A recent publication from the Pew Research Center reveals that while a majority of American adults acknowledge the effects of climate change in their communities and believe the federal government does too little to reduce its consequences, an even greater majority (79%) say developing alternative energy sources should take precedence over other issues for the country’s energy sector. 

Data collected from 10,957 American adults from April 29-May 5 this year indicated that 24% of those polled see global climate change affecting their local community a great deal, while an additional 39% said that their local community is somewhat affected. A total of 65% of respondents stated that the federal government has done too little to reduce the impacts of climate change. 

According to the survey, 39% of respondents believe the private marketplace will ensure this change alone, without government intervention. Even fewer, 20%, said priority should be given to the expansion of oil, coal, and natural gas

A vast majority (90%) of respondents to the Pew report support the development of more solar panel farms, followed by 83% supporting more wind turbine farms. Next up, 43% support adding more nuclear power plants to the grid, and 42% support more offshore oil and gas drilling. A minority of respondents (40%) support more hydraulic fracturing, and the least amount of respondents (35%) said they would support the expansion of coal mining. 

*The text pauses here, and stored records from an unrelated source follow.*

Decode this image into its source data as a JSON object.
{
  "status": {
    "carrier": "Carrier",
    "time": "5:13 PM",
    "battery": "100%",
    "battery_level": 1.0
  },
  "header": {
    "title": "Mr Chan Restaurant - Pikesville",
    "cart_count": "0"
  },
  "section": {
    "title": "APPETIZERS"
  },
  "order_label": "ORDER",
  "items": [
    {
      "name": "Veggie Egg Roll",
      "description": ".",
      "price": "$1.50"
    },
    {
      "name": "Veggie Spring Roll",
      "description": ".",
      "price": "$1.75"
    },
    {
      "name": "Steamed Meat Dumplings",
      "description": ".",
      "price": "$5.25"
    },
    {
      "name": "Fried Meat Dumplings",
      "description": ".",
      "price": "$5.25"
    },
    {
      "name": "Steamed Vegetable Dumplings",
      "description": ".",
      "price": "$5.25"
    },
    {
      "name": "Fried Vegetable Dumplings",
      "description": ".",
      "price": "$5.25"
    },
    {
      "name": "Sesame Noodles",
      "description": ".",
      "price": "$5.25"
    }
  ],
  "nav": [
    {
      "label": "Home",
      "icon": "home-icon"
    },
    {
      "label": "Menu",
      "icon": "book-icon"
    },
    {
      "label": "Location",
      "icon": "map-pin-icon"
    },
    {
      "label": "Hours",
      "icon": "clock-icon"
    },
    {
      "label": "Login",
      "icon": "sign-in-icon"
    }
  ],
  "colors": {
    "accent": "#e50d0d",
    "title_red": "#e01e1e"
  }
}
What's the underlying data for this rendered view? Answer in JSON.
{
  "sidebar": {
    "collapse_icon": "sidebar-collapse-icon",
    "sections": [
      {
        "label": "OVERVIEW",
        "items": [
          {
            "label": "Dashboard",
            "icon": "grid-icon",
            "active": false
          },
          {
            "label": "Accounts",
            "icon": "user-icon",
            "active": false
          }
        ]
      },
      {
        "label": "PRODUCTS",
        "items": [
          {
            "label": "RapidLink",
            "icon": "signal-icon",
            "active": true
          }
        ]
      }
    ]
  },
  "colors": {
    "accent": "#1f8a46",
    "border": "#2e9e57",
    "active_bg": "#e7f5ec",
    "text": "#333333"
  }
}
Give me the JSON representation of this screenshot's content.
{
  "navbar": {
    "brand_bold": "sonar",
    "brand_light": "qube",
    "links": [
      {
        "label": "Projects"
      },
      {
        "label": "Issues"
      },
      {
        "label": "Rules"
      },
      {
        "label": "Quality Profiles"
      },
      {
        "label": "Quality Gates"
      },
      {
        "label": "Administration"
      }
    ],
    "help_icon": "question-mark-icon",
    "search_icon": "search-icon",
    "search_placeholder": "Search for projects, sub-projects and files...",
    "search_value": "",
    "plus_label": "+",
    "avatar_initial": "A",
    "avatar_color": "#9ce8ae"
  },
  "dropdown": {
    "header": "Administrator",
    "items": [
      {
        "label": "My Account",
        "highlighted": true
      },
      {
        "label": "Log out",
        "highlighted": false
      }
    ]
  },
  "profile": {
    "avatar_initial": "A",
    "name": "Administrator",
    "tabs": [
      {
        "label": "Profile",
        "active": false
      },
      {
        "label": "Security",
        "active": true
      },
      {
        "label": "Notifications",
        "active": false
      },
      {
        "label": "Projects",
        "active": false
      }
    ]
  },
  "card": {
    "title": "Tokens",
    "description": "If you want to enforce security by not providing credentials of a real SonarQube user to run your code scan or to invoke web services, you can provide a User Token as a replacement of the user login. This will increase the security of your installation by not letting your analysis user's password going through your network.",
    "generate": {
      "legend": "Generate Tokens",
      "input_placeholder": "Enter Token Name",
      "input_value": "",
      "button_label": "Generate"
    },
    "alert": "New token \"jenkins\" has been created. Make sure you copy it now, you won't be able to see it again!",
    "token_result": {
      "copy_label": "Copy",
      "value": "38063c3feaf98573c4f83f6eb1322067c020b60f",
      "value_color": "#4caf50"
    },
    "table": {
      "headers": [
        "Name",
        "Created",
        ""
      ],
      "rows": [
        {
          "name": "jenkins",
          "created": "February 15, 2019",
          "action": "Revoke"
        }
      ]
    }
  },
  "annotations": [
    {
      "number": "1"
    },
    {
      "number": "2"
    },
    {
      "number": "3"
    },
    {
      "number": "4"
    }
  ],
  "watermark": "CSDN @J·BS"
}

Meanwhile, just as there is bipartisan support on planting 1 trillion trees to absorb carbon emissions — 88% of Republicans polled, and 92% of Democrats polled — there is bipartisan support on several energy policies aimed at reducing the effects of climate change. 

A slight majority (52%) of Republican/Republican-leaning respondents said they support tougher fuel standards for automobiles, and 86% of Democrat/Democrat-leaning respondents agreed. In a similar breakdown, 55% of Republican-leaning respondents supported taxing corporations for their carbon emissions, as did 89% of Democrat-leaning respondents.

As for supporting tougher restrictions on power plants’ carbon emissions, 64% of Republican-leaning respondents favored the initiative, as did 93% of Democrat-leaning respondents. 

Broken down on an ideological scale, moderate and liberal Republicans and Democrats responded relatively similarly on the nation’s energy priority. Eighty-one percent of moderate and liberal Republicans said developing alternative sources of energy takes precedence, and similarly, 88% of moderate and conservative Democrats agreed. 

Among liberal Democrats, 97% said the priority of the energy sector is to develop alternative resources. Just over half, 54% of conservative Republicans support the view that developing alternative resources takes priority in the energy industry. 

The Pew Research Center noted that majorities also believe the federal government does too little to protect air and water quality, as well as wildlife. More than half (58%) of respondents said government regulations will be imperative if businesses and individuals should turn consumption patterns toward renewable energy.